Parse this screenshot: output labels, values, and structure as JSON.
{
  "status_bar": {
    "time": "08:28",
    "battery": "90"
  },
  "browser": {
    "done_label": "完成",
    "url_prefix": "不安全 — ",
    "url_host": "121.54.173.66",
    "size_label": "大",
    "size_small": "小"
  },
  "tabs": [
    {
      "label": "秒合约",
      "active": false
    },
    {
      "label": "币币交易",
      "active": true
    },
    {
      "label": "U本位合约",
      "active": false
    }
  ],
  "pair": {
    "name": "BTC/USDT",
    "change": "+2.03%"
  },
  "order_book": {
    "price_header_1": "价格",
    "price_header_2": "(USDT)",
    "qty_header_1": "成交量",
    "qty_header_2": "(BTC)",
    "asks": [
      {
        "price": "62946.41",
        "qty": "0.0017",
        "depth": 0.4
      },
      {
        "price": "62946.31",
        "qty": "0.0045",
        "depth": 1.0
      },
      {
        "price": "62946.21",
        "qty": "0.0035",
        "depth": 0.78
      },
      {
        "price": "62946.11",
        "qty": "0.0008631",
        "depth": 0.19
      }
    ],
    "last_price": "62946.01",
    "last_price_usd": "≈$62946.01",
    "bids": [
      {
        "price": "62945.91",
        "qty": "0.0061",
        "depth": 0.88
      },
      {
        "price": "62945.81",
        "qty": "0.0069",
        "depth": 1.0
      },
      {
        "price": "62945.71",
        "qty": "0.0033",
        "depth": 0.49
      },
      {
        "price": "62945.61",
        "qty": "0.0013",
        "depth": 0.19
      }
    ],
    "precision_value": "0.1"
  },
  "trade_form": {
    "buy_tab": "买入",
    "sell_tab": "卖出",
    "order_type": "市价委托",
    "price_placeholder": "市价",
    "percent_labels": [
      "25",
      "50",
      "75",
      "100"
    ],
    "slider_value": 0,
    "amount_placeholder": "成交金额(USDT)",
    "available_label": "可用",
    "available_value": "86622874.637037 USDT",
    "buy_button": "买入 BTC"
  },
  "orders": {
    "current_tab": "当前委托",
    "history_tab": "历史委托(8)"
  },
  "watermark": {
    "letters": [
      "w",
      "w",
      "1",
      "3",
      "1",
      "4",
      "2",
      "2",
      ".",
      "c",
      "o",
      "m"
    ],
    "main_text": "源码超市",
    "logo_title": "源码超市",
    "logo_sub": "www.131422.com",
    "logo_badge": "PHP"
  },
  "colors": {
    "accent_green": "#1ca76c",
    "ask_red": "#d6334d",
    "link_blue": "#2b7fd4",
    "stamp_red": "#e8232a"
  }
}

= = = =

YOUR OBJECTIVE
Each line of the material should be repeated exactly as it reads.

RESULT
Parse this screenshot: output labels, values, and structure as JSON.
{
  "status_bar": {
    "time": "08:28",
    "battery": "90"
  },
  "browser": {
    "done_label": "完成",
    "url_prefix": "不安全 — ",
    "url_host": "121.54.173.66",
    "size_label": "大",
    "size_small": "小"
  },
  "tabs": [
    {
      "label": "秒合约",
      "active": false
    },
    {
      "label": "币币交易",
      "active": true
    },
    {
      "label": "U本位合约",
      "active": false
    }
  ],
  "pair": {
    "name": "BTC/USDT",
    "change": "+2.03%"
  },
  "order_book": {
    "price_header_1": "价格",
    "price_header_2": "(USDT)",
    "qty_header_1": "成交量",
    "qty_header_2": "(BTC)",
    "asks": [
      {
        "price": "62946.41",
        "qty": "0.0017",
        "depth": 0.4
      },
      {
        "price": "62946.31",
        "qty": "0.0045",
        "depth": 1.0
      },
      {
        "price": "62946.21",
        "qty": "0.0035",
        "depth": 0.78
      },
      {
        "price": "62946.11",
        "qty": "0.0008631",
        "depth": 0.19
      }
    ],
    "last_price": "62946.01",
    "last_price_usd": "≈$62946.01",
    "bids": [
      {
        "price": "62945.91",
        "qty": "0.0061",
        "depth": 0.88
      },
      {
        "price": "62945.81",
        "qty": "0.0069",
        "depth": 1.0
      },
      {
        "price": "62945.71",
        "qty": "0.0033",
        "depth": 0.49
      },
      {
        "price": "62945.61",
        "qty": "0.0013",
        "depth": 0.19
      }
    ],
    "precision_value": "0.1"
  },
  "trade_form": {
    "buy_tab": "买入",
    "sell_tab": "卖出",
    "order_type": "市价委托",
    "price_placeholder": "市价",
    "percent_labels": [
      "25",
      "50",
      "75",
      "100"
    ],
    "slider_value": 0,
    "amount_placeholder": "成交金额(USDT)",
    "available_label": "可用",
    "available_value": "86622874.637037 USDT",
    "buy_button": "买入 BTC"
  },
  "orders": {
    "current_tab": "当前委托",
    "history_tab": "历史委托(8)"
  },
  "watermark": {
    "letters": [
      "w",
      "w",
      "1",
      "3",
      "1",
      "4",
      "2",
      "2",
      ".",
      "c",
      "o",
      "m"
    ],
    "main_text": "源码超市",
    "logo_title": "源码超市",
    "logo_sub": "www.131422.com",
    "logo_badge": "PHP"
  },
  "colors": {
    "accent_green": "#1ca76c",
    "ask_red": "#d6334d",
    "link_blue": "#2b7fd4",
    "stamp_red": "#e8232a"
  }
}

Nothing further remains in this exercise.